I spent two hours reading it yesterday and then bought my own copy last night to keep on my nightstand. It seems to have cast a spell over me – one that has sent me to the Metropolitan Museum of Art’s website to learn about the Tomb of Perneb. If you decide to do some research before reading it, here’s the website:

http://www.metmuseum.org/metmedia/interactives/art-trek/the-tomb-of-perneb

The book is about a girl named Kid (kind of funny given the book’s title!) who travels to New York City with her parents while her mother’s off-Broadway play is in production. They are also dog sitting for Kid’s uncle who is traveling in Europe.  As soon as she arrives, Kid hears a rumor about a goat that lives on the top of their apartment building.  The goat is what grounds the story, but it’s Kid’s neighbors who make this a special book.  There is a boy named Will whose parents died in the Twin Towers, an older man suffering the effects of a stroke, and a blind writer who skateboards down the streets of Midtown Manhattan.

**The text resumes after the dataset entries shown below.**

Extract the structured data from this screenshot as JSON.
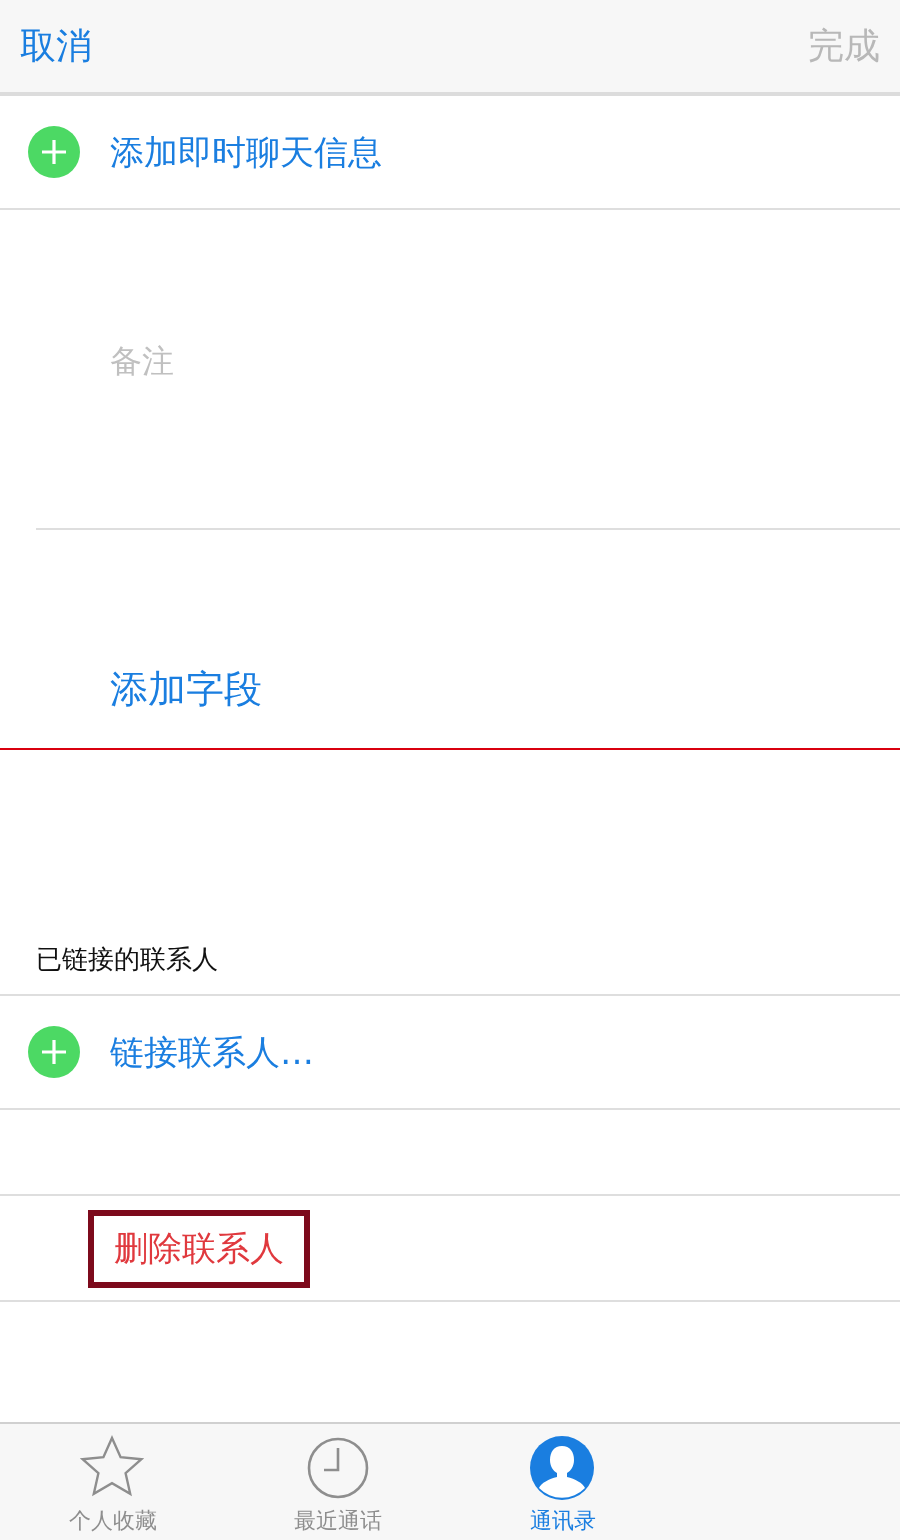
{
  "nav_bar": {
    "cancel": "取消",
    "done": {
      "label": "完成",
      "disabled": true
    }
  },
  "add_rows": [
    {
      "label": "添加即时聊天信息"
    }
  ],
  "notes": {
    "placeholder": "备注"
  },
  "add_field": {
    "label": "添加字段",
    "marked": true
  },
  "linked_section": {
    "header": "已链接的联系人",
    "rows": [
      {
        "label": "链接联系人…"
      }
    ]
  },
  "delete": {
    "label": "删除联系人",
    "highlighted": true
  },
  "tab_bar": {
    "tabs": [
      {
        "kind": "star",
        "label": "个人收藏",
        "selected": false
      },
      {
        "kind": "clock",
        "label": "最近通话",
        "selected": false
      },
      {
        "kind": "person",
        "label": "通讯录",
        "selected": true
      }
    ]
  }
}
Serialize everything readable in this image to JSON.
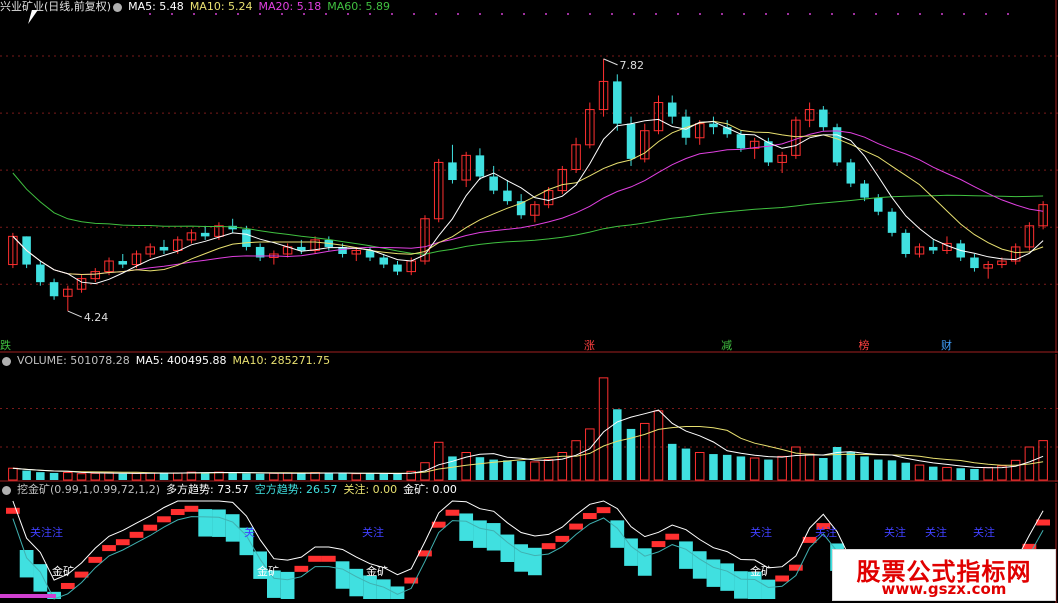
{
  "main": {
    "title": "兴业矿业(日线,前复权)",
    "ma_labels": [
      {
        "text": "MA5: 5.48",
        "color": "#ffffff"
      },
      {
        "text": "MA10: 5.24",
        "color": "#e8e070"
      },
      {
        "text": "MA20: 5.18",
        "color": "#e040e0"
      },
      {
        "text": "MA60: 5.89",
        "color": "#40c040"
      }
    ],
    "high_label": "7.82",
    "low_label": "4.24",
    "markers": [
      {
        "text": "跌",
        "color": "#40c040"
      },
      {
        "text": "涨",
        "color": "#ff4040"
      },
      {
        "text": "减",
        "color": "#40c040"
      },
      {
        "text": "榜",
        "color": "#ff4040"
      },
      {
        "text": "财",
        "color": "#40a0ff"
      }
    ]
  },
  "volume": {
    "labels": [
      {
        "text": "VOLUME: 501078.28",
        "color": "#c0c0c0"
      },
      {
        "text": "MA5: 400495.88",
        "color": "#ffffff"
      },
      {
        "text": "MA10: 285271.75",
        "color": "#e8e070"
      }
    ]
  },
  "indicator": {
    "labels": [
      {
        "text": "挖金矿(0.99,1,0.99,72,1,2)",
        "color": "#c0c0c0"
      },
      {
        "text": "多方趋势: 73.57",
        "color": "#ffffff"
      },
      {
        "text": "空方趋势: 26.57",
        "color": "#40e0e0"
      },
      {
        "text": "关注: 0.00",
        "color": "#e8e070"
      },
      {
        "text": "金矿: 0.00",
        "color": "#ffffff"
      }
    ],
    "guanzhu_labels": [
      "关注注",
      "关",
      "关注",
      "关注",
      "关注",
      "关注",
      "关注",
      "关注"
    ],
    "jinkuang_labels": [
      "金矿",
      "金矿",
      "金矿",
      "金矿",
      "金矿"
    ]
  },
  "watermark": {
    "line1": "股票公式指标网",
    "line2": "www.gszx.com"
  },
  "colors": {
    "up": "#ff3030",
    "down": "#40e0e0",
    "ma5": "#ffffff",
    "ma10": "#e8e070",
    "ma20": "#e040e0",
    "ma60": "#40c040",
    "grid": "#7a1a1a",
    "divider": "#a02020"
  },
  "chart_data": [
    {
      "type": "candlestick",
      "title": "兴业矿业(日线,前复权)",
      "ylim": [
        3.9,
        8.4
      ],
      "annotated_high": 7.82,
      "annotated_low": 4.24,
      "ma_latest": {
        "MA5": 5.48,
        "MA10": 5.24,
        "MA20": 5.18,
        "MA60": 5.89
      },
      "ohlc": [
        [
          4.9,
          5.35,
          4.85,
          5.3
        ],
        [
          5.3,
          5.3,
          4.85,
          4.9
        ],
        [
          4.9,
          4.95,
          4.6,
          4.65
        ],
        [
          4.65,
          4.7,
          4.4,
          4.45
        ],
        [
          4.45,
          4.6,
          4.24,
          4.55
        ],
        [
          4.55,
          4.75,
          4.5,
          4.7
        ],
        [
          4.7,
          4.85,
          4.65,
          4.8
        ],
        [
          4.8,
          5.0,
          4.75,
          4.95
        ],
        [
          4.95,
          5.05,
          4.85,
          4.9
        ],
        [
          4.9,
          5.1,
          4.85,
          5.05
        ],
        [
          5.05,
          5.2,
          5.0,
          5.15
        ],
        [
          5.15,
          5.25,
          5.05,
          5.1
        ],
        [
          5.1,
          5.3,
          5.05,
          5.25
        ],
        [
          5.25,
          5.4,
          5.2,
          5.35
        ],
        [
          5.35,
          5.45,
          5.25,
          5.3
        ],
        [
          5.3,
          5.5,
          5.25,
          5.45
        ],
        [
          5.45,
          5.55,
          5.35,
          5.4
        ],
        [
          5.4,
          5.45,
          5.1,
          5.15
        ],
        [
          5.15,
          5.2,
          4.95,
          5.0
        ],
        [
          5.0,
          5.1,
          4.9,
          5.05
        ],
        [
          5.05,
          5.2,
          5.0,
          5.15
        ],
        [
          5.15,
          5.25,
          5.05,
          5.1
        ],
        [
          5.1,
          5.3,
          5.05,
          5.25
        ],
        [
          5.25,
          5.3,
          5.1,
          5.15
        ],
        [
          5.15,
          5.2,
          5.0,
          5.05
        ],
        [
          5.05,
          5.15,
          4.95,
          5.1
        ],
        [
          5.1,
          5.15,
          4.95,
          5.0
        ],
        [
          5.0,
          5.05,
          4.85,
          4.9
        ],
        [
          4.9,
          4.95,
          4.75,
          4.8
        ],
        [
          4.8,
          5.0,
          4.75,
          4.95
        ],
        [
          4.95,
          5.6,
          4.9,
          5.55
        ],
        [
          5.55,
          6.4,
          5.5,
          6.35
        ],
        [
          6.35,
          6.6,
          6.05,
          6.1
        ],
        [
          6.1,
          6.5,
          6.0,
          6.45
        ],
        [
          6.45,
          6.55,
          6.1,
          6.15
        ],
        [
          6.15,
          6.3,
          5.9,
          5.95
        ],
        [
          5.95,
          6.1,
          5.75,
          5.8
        ],
        [
          5.8,
          5.9,
          5.55,
          5.6
        ],
        [
          5.6,
          5.8,
          5.5,
          5.75
        ],
        [
          5.75,
          6.0,
          5.7,
          5.95
        ],
        [
          5.95,
          6.3,
          5.9,
          6.25
        ],
        [
          6.25,
          6.7,
          6.2,
          6.6
        ],
        [
          6.6,
          7.2,
          6.55,
          7.1
        ],
        [
          7.1,
          7.82,
          7.0,
          7.5
        ],
        [
          7.5,
          7.6,
          6.8,
          6.9
        ],
        [
          6.9,
          7.0,
          6.3,
          6.4
        ],
        [
          6.4,
          6.9,
          6.35,
          6.8
        ],
        [
          6.8,
          7.3,
          6.75,
          7.2
        ],
        [
          7.2,
          7.3,
          6.9,
          7.0
        ],
        [
          7.0,
          7.1,
          6.6,
          6.7
        ],
        [
          6.7,
          6.95,
          6.6,
          6.9
        ],
        [
          6.9,
          7.0,
          6.75,
          6.85
        ],
        [
          6.85,
          6.95,
          6.7,
          6.75
        ],
        [
          6.75,
          6.8,
          6.5,
          6.55
        ],
        [
          6.55,
          6.7,
          6.4,
          6.65
        ],
        [
          6.65,
          6.7,
          6.3,
          6.35
        ],
        [
          6.35,
          6.5,
          6.2,
          6.45
        ],
        [
          6.45,
          7.0,
          6.4,
          6.95
        ],
        [
          6.95,
          7.2,
          6.85,
          7.1
        ],
        [
          7.1,
          7.15,
          6.8,
          6.85
        ],
        [
          6.85,
          6.9,
          6.3,
          6.35
        ],
        [
          6.35,
          6.4,
          6.0,
          6.05
        ],
        [
          6.05,
          6.1,
          5.8,
          5.85
        ],
        [
          5.85,
          5.9,
          5.6,
          5.65
        ],
        [
          5.65,
          5.7,
          5.3,
          5.35
        ],
        [
          5.35,
          5.4,
          5.0,
          5.05
        ],
        [
          5.05,
          5.2,
          5.0,
          5.15
        ],
        [
          5.15,
          5.25,
          5.05,
          5.1
        ],
        [
          5.1,
          5.3,
          5.05,
          5.2
        ],
        [
          5.2,
          5.25,
          4.95,
          5.0
        ],
        [
          5.0,
          5.05,
          4.8,
          4.85
        ],
        [
          4.85,
          4.95,
          4.7,
          4.9
        ],
        [
          4.9,
          5.0,
          4.85,
          4.95
        ],
        [
          4.95,
          5.2,
          4.9,
          5.15
        ],
        [
          5.15,
          5.5,
          5.1,
          5.45
        ],
        [
          5.45,
          5.8,
          5.4,
          5.75
        ]
      ]
    },
    {
      "type": "bar",
      "title": "VOLUME",
      "latest": {
        "VOLUME": 501078.28,
        "MA5": 400495.88,
        "MA10": 285271.75
      },
      "values": [
        150000,
        120000,
        100000,
        90000,
        95000,
        80000,
        85000,
        90000,
        80000,
        85000,
        90000,
        95000,
        90000,
        100000,
        95000,
        100000,
        90000,
        85000,
        80000,
        85000,
        90000,
        85000,
        95000,
        90000,
        85000,
        80000,
        85000,
        80000,
        80000,
        110000,
        220000,
        480000,
        300000,
        350000,
        290000,
        260000,
        250000,
        240000,
        230000,
        260000,
        350000,
        500000,
        650000,
        1300000,
        900000,
        650000,
        720000,
        880000,
        460000,
        400000,
        350000,
        330000,
        320000,
        300000,
        280000,
        260000,
        300000,
        420000,
        330000,
        280000,
        420000,
        360000,
        300000,
        260000,
        250000,
        220000,
        190000,
        170000,
        160000,
        150000,
        140000,
        160000,
        180000,
        250000,
        420000,
        501078
      ]
    },
    {
      "type": "area",
      "title": "挖金矿(0.99,1,0.99,72,1,2)",
      "latest": {
        "多方趋势": 73.57,
        "空方趋势": 26.57,
        "关注": 0.0,
        "金矿": 0.0
      }
    }
  ]
}
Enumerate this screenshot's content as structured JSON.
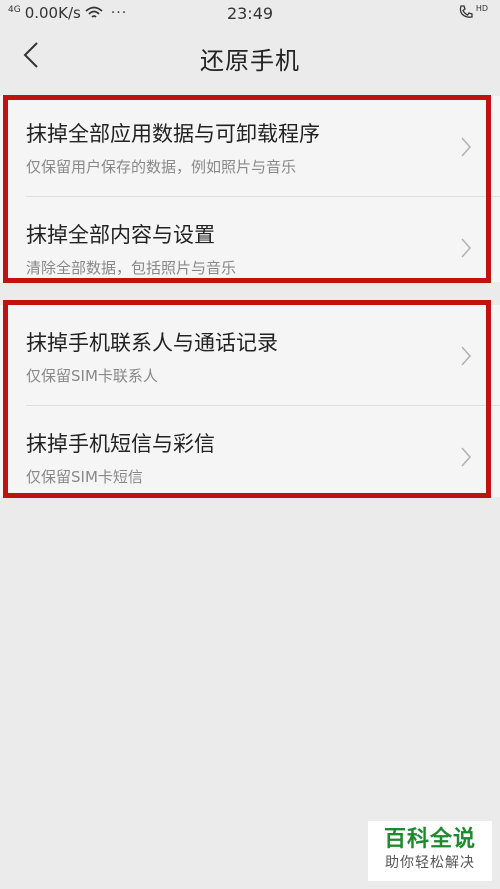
{
  "status_bar": {
    "signal": "4G",
    "network_speed": "0.00K/s",
    "more_dots": "···",
    "time": "23:49",
    "hd_badge": "HD"
  },
  "header": {
    "title": "还原手机"
  },
  "groups": [
    {
      "items": [
        {
          "title": "抹掉全部应用数据与可卸载程序",
          "subtitle": "仅保留用户保存的数据，例如照片与音乐"
        },
        {
          "title": "抹掉全部内容与设置",
          "subtitle": "清除全部数据，包括照片与音乐"
        }
      ]
    },
    {
      "items": [
        {
          "title": "抹掉手机联系人与通话记录",
          "subtitle": "仅保留SIM卡联系人"
        },
        {
          "title": "抹掉手机短信与彩信",
          "subtitle": "仅保留SIM卡短信"
        }
      ]
    }
  ],
  "watermark": {
    "main": "百科全说",
    "sub": "助你轻松解决"
  },
  "colors": {
    "highlight": "#c0120f",
    "watermark_green": "#1e8a2e"
  }
}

This is not a book for every child.  It is complicated to follow – quiet and mature.  The novels by E.L. Konigsburg were on my mind, especially From the Mixed Up Files of Mrs. Basil E. Frankweiler.  In fact, I kept thinking of the book club possibilities of reading The Goat, From the Mixed-Up Files, and When You Reach Me by Rebecca Stead.

The other new book I brought home to read this weekend is a new picture book, When Jackie Saved Grand Central: The True Story of Jacqueline Kennedy’s Fight for an American Icon by Natasha Wing.  This book was on my “watch list” before it was published. When I worked at the John F. Kennedy Library and Museum, I often walked by a screen playing excerpts from Mrs. Kennedy’s 1962 televised tour of the White House and understood her deep commitment to art and history.  I also knew bits and pieces about her integral role in saving Grand Central Station, which there were plans to demolish in the mid-1970s.  Wing’s book is important, the story of a successful campaign to save a national landmark.  When Jackie Saved Grand Central would be a good book for young fans of New York City and future community organizers!

Last Week in Pictures….

Two candid pictures of kids reading in the library.  I love how the boys are sitting!

As part of their studies of WWI, a group of middle school students recently read War Horse by Michael Morpurgo.  Here’s one student’s artistic interpretation of the story’s main characters.  Horses are hard to draw – she’s good!

My sister was in Asheville, North Carolina last weekend and sent this image from Malaprop’s Bookstore.  The same image could be used for school librarians with some minor tweaks!

And finally, a touch of spring….